One day in April 2022 I noticed how a speaker used by a restaurant close by had the pairing mode always on, I obviously found it fun to connect to it every time I was close by and play Scotland Forever at max volume, making the waiters run around confused…
Anyways, that made me wonder, how many more of those speakers can be found? I already had a plan in mind, an android app that automatically scans, pairs, connects and plays loud music on whatever it can connect to. How can I make this a real thing? I have no idea, I never did an android app nor had to deal with Bluetooth.
I tried to find some already existing android apps that can connect to Bluetooth devices, I did found a couple but I couldn’t figure out the old versions of Gradle to compile them into an apk, so I gave up on this, I had to do one from scratch.
I moved to tutorials, I found this great video that shows the basics on how to move around Android Studio and the logic behind android apps Bluetooth capabilities, the official android API documentation was also very useful. A problem that I encountered was the choice of the language: I didn’t really want to explore Javas boilerplate so I opted to stick to Kotlin in the beginning, after messing around here and there I realized that the Bluetooth documentations wasn’t up to date for Kotlin and so I had to switch back to Java.
After a long week of trial and error I finally managed to create a functional app
I like how I had to install the app on my new phone at the time of writing this blog post to get this screenshot and it instantly crashed because apparently I was to lazy to request the “Nearby Devices” permission.
The app worked like this: it scanned all the Bluetooth devices around every 20 seconds and listed them on the screen, you could manually connect to a device by tapping one on the list or wait for the app to detect a connectable speaker and pair to it. The app had also to check if the device was already paired so that it could connect to it directly, I also implemented a “Stop Scan” button that would work as and “Abort Everything” button because things went sideways very often.
Two problems that made this app not as great as I imagined:
- It wasn’t doable to make this thing go in the background, at least I didn’t figure out how, so I had to leave the app always open.
- To pair a device automatically you would need the “BLUETOOTH_PRIVILEGED” permission that only system apps have, there is an actual workaround with adb where you can just push the apk to the system folder but it was giving me problems so I gave up.
As you may have noticed the part where the app automatically plays music is missing, this is because I used Tasker and AutoInput as a workaround to the automatic pairing and so I opted to create the music part with Tasker too because I was feeling too lazy to code it.
Those are the Tasker rules that I created.
- if Bluetooth speaker is connected -> play Scotland Forever from Spotify
- if you turn volume down -> volume goes up
- if you stop the song -> song starts playing again
It was time to test my creation, so I get my phone, set everything up and walk past the restaurant.
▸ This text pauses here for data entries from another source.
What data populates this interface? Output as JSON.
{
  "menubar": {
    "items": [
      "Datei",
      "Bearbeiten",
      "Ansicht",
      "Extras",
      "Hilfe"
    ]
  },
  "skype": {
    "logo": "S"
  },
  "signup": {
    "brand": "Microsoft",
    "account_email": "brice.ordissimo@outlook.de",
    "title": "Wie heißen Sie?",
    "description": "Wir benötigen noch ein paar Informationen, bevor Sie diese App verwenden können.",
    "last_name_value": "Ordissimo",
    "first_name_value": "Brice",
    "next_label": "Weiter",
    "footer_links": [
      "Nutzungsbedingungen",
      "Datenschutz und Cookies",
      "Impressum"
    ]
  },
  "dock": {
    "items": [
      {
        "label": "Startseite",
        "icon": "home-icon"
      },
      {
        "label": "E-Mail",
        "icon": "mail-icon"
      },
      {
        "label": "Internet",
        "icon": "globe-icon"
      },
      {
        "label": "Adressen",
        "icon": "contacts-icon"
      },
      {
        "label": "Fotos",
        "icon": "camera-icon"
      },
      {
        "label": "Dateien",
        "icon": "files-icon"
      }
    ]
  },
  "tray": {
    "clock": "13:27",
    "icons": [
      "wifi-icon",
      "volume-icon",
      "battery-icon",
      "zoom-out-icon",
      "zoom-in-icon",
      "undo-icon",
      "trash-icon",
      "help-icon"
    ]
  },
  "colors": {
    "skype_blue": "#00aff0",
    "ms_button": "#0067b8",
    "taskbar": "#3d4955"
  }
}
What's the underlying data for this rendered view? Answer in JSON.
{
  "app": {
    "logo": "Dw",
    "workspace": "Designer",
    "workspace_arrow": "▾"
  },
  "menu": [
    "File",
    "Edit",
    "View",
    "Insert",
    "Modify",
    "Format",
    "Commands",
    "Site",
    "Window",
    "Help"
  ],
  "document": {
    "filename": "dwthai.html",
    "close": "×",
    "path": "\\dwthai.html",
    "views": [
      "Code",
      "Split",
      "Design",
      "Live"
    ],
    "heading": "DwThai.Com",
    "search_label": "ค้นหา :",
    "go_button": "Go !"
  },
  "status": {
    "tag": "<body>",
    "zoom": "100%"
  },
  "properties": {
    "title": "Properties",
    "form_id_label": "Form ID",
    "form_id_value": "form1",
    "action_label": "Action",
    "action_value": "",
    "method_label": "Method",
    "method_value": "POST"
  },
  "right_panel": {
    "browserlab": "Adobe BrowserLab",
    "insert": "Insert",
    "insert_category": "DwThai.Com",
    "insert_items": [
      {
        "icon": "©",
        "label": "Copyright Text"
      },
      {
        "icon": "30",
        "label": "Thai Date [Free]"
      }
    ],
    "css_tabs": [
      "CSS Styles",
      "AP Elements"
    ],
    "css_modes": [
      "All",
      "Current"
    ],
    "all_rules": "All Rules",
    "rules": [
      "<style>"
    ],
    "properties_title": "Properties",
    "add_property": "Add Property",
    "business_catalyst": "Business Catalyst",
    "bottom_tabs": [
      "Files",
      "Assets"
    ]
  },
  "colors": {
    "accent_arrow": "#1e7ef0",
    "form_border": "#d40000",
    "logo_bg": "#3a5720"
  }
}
Surprisingly it managed to do all of the pairing, the connecting and the playing of the music on the first try. The gentle tune of Scottish music started playing at max volume as I try not to make eye contact with the confused waiter standing next to me.
Using the app on a daily basis somehow damaged the Bluetooth chip on my phone and I’m pretty sure that the restaurant figured out who I was, 10/10 would do again.
The source code and the compiled app can be found on my github.